  4. Riverton should not be racing on New Years Day. That meeting should be at Timaru. Timaru should have their Cup with decent supporting stakes, so the Boxing Day horses from Wingatui have a sensible progression of races. As it is there is no feature meeting in the greater Canterbury area for over two months in the middle of summer. That is just too stupid for words by anyone's standards. Just another example of NZTR not having any idea how SI racing should work, and no one in the South standing up for the place.
  5. Just too stupid for words really. As I may have mentioned previously SI racing is run by fools, and by people who have never set foot on some of the tracks.
  6. Certainly an interesting concept. Keep those ideas coming.
  7. We do occasionally have thread drifts on here Soliloquy; this one is no worse than many. What Nomates, and Uneasy before him, were referring to was an inflexibility with programmes; something I have often been critical of as well. It is a subject that doesn't interest a lot of people, but it is one that often indicates the lack of imagination in the industry.
  8. Perhaps take on the Auckland trotting club as a consultant, they have quite a bit of useful experience in that field.
  9. At a time when the powers that be are trying to close down all of the small innovative clubs and pour all of the resources into a chosen few, the lack of leadership and imagination shown by the chosen few is very disappointing; but sadly not at all surprising. You do wonder after all the effort that has been put into eliminating so many smaller clubs whether rita and NZTR have given the bigger clubs the message that they really have to lift their game and they can't expect to just have everything handed to them on a plate. Can anyone name the last innovative race the CJC has initiated? What is Canterbury's equivalent of the Everest? As far as I can recall, the last four or five feature races the CJC has added to their schedule have all been inherited from other clubs.
  10. Surely they will split at least one race. It really is time the trainers stood up for themselves, no one else seems capable of doing anything. There is absolutely no imagination or leadership in SI racing. There is so much potential for racing in the South, but it is so poorly run.
  11. Only one race has fewer noms than the maximum field size, 14 when the limit is 16. One has 29 noms, which I imagine they will split. So I can't see any reason to leave noms open.
  12. Those smaller clubs used to waste far too much money encouraging owners and trainers. Much better their courses get sold up and the money given to the metropolitan clubs who know how to run a slick operation without encouraging excess drinking and fraternizing.

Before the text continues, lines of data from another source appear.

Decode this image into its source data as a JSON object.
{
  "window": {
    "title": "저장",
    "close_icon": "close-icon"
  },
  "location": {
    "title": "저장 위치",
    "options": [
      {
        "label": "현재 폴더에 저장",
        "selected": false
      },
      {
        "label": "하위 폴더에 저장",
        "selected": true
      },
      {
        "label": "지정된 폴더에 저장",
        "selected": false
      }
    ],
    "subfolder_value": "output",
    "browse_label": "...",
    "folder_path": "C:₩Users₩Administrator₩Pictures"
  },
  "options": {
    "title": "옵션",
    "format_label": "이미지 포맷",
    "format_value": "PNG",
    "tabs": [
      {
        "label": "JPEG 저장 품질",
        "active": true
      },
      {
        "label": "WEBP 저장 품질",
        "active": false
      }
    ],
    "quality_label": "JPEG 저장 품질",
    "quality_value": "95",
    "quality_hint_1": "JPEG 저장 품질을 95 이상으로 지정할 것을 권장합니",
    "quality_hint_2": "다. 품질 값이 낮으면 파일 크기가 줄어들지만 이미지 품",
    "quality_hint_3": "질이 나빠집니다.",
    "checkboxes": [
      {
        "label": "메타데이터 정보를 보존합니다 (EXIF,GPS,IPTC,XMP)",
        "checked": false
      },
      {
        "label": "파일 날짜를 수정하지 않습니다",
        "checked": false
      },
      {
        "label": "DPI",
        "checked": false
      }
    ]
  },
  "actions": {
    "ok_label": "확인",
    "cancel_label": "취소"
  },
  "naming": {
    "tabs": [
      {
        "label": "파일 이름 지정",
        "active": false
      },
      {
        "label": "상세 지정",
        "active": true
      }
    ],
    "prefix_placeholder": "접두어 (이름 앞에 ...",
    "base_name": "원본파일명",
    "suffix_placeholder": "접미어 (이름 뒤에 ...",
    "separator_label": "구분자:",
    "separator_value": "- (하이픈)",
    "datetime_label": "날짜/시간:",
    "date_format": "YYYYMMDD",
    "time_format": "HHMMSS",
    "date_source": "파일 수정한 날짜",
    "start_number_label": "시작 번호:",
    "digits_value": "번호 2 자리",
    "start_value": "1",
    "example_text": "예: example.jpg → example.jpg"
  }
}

  13. That Auckland starter who made the cock up did experience fairly severe repercussions. Not sure whether Fiend was just a spelling mistake or you really do know a demon.

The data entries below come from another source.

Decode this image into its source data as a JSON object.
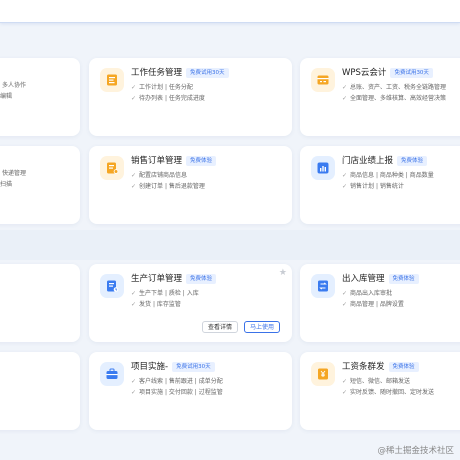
{
  "left_fragments": [
    {
      "lines": [
        "多人协作",
        "编辑"
      ]
    },
    {
      "lines": [
        "快递管理",
        "扫描"
      ]
    }
  ],
  "cards": [
    {
      "id": "work-task",
      "title": "工作任务管理",
      "badge": "免费试用30天",
      "icon": "task-list-icon",
      "lines": [
        "工作计划 | 任务分配",
        "待办列表 | 任务完成进度"
      ]
    },
    {
      "id": "wps-accounting",
      "title": "WPS云会计",
      "badge": "免费试用30天",
      "icon": "accounting-icon",
      "lines": [
        "总账、资产、工资、税务全链路管理",
        "全面管理、多维核算、高效经营决策"
      ]
    },
    {
      "id": "sales-order",
      "title": "销售订单管理",
      "badge": "免费体验",
      "icon": "sales-order-icon",
      "lines": [
        "配置店铺商品信息",
        "创建订单 | 售后退款管理"
      ]
    },
    {
      "id": "store-report",
      "title": "门店业绩上报",
      "badge": "免费体验",
      "icon": "store-report-icon",
      "lines": [
        "商品信息 | 商品种类 | 商品数量",
        "销售计划 | 销售统计"
      ]
    },
    {
      "id": "production-order",
      "title": "生产订单管理",
      "badge": "免费体验",
      "icon": "production-icon",
      "lines": [
        "生产下单 | 质检 | 入库",
        "发货 | 库存监管"
      ],
      "view_label": "查看详情",
      "use_label": "马上使用"
    },
    {
      "id": "warehouse",
      "title": "出入库管理",
      "badge": "免费体验",
      "icon": "warehouse-icon",
      "lines": [
        "商品出入库审批",
        "商品管理 | 品牌设置"
      ]
    },
    {
      "id": "project-impl",
      "title": "项目实施-",
      "badge": "免费试用30天",
      "icon": "project-icon",
      "lines": [
        "客户线索 | 售前跟进 | 成单分配",
        "项目实施 | 交付回款 | 过程监管"
      ]
    },
    {
      "id": "payslip",
      "title": "工资条群发",
      "badge": "免费体验",
      "icon": "payslip-icon",
      "lines": [
        "短信、微信、邮箱发送",
        "实时反馈、随时撤回、定时发送"
      ]
    }
  ],
  "watermark": "@稀土掘金技术社区",
  "colors": {
    "accent": "#3a72e8",
    "orange": "#f5a623",
    "blue": "#3a7bf0"
  }
}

  14. Both of the systems you refer to have been used in the past. IE Class 1 being open class and class 5 one win, and at another time the class actually relating to the number of wins; class 1 = 1 win etc. There was even a class 6, being for up to 6 wins, before moving onto open class, at a time when horse numbers were plentiful. The ability to drop back is good in theory as it allows horses that might otherwise have reached their mark to remain competitive; it just needs to be applied properly. It seems strange to me that when they dumped four grades (70, 75, 80, 85) and replaced them with just 72 and 82 that they didn't drop 65 back to 62 at the same time. Currently it is pretty hard for a 58 horse to get a start with that grade cluttered up with drop back horses.

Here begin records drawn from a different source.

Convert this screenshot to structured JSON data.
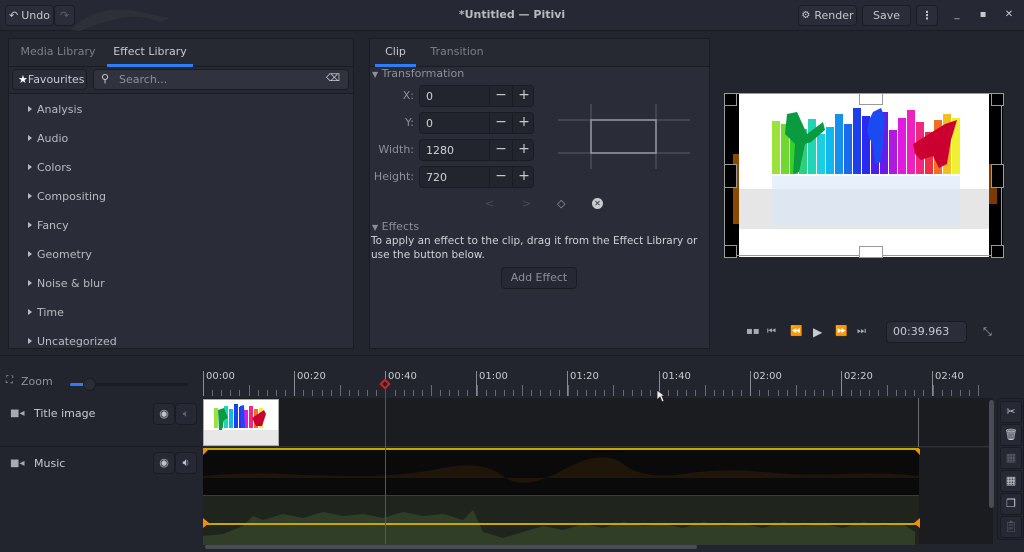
{
  "window": {
    "title": "*Untitled — Pitivi",
    "undo_label": "Undo",
    "redo_icon": "redo-icon",
    "render_label": "Render",
    "save_label": "Save",
    "menu_icon": "vertical-dots-icon",
    "minimize_icon": "minimize-icon",
    "maximize_icon": "maximize-icon",
    "close_icon": "close-icon"
  },
  "library": {
    "tabs": [
      {
        "label": "Media Library",
        "active": false
      },
      {
        "label": "Effect Library",
        "active": true
      }
    ],
    "favourites_label": "Favourites",
    "search": {
      "value": "",
      "placeholder": "Search..."
    },
    "categories": [
      "Analysis",
      "Audio",
      "Colors",
      "Compositing",
      "Fancy",
      "Geometry",
      "Noise & blur",
      "Time",
      "Uncategorized"
    ]
  },
  "clip_panel": {
    "tabs": [
      {
        "label": "Clip",
        "active": true
      },
      {
        "label": "Transition",
        "active": false
      }
    ],
    "transformation_header": "Transformation",
    "fields": [
      {
        "label": "X:",
        "value": "0"
      },
      {
        "label": "Y:",
        "value": "0"
      },
      {
        "label": "Width:",
        "value": "1280"
      },
      {
        "label": "Height:",
        "value": "720"
      }
    ],
    "keyframe_prev": "<",
    "keyframe_next": ">",
    "effects_header": "Effects",
    "effects_help": "To apply an effect to the clip, drag it from the Effect Library or use the button below.",
    "add_effect_label": "Add Effect"
  },
  "viewer": {
    "timecode": "00:39.963"
  },
  "timeline": {
    "zoom_label": "Zoom",
    "zoom_level": 0.16,
    "ruler_labels": [
      "00:00",
      "00:20",
      "00:40",
      "01:00",
      "01:20",
      "01:40",
      "02:00",
      "02:20",
      "02:40"
    ],
    "playhead_time": "00:39.963",
    "layers": [
      {
        "name": "Title image",
        "video_visible": true,
        "audio_enabled": false
      },
      {
        "name": "Music",
        "video_visible": true,
        "audio_enabled": true
      }
    ],
    "side_tools": [
      "cut-icon",
      "delete-icon",
      "ungroup-icon",
      "group-icon",
      "copy-icon",
      "paste-icon"
    ]
  },
  "colors": {
    "accent": "#2f7cf6",
    "playhead": "#d0202a",
    "audio_envelope": "#c8a800",
    "clip_handle": "#ff8a00"
  }
}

  15. It was a strange pattern, some horses just didn't seem to handle it. River Jewel was another that had a perfect run and didn't kick on at all. And yet 2 or 3 hot favs won effortlessly.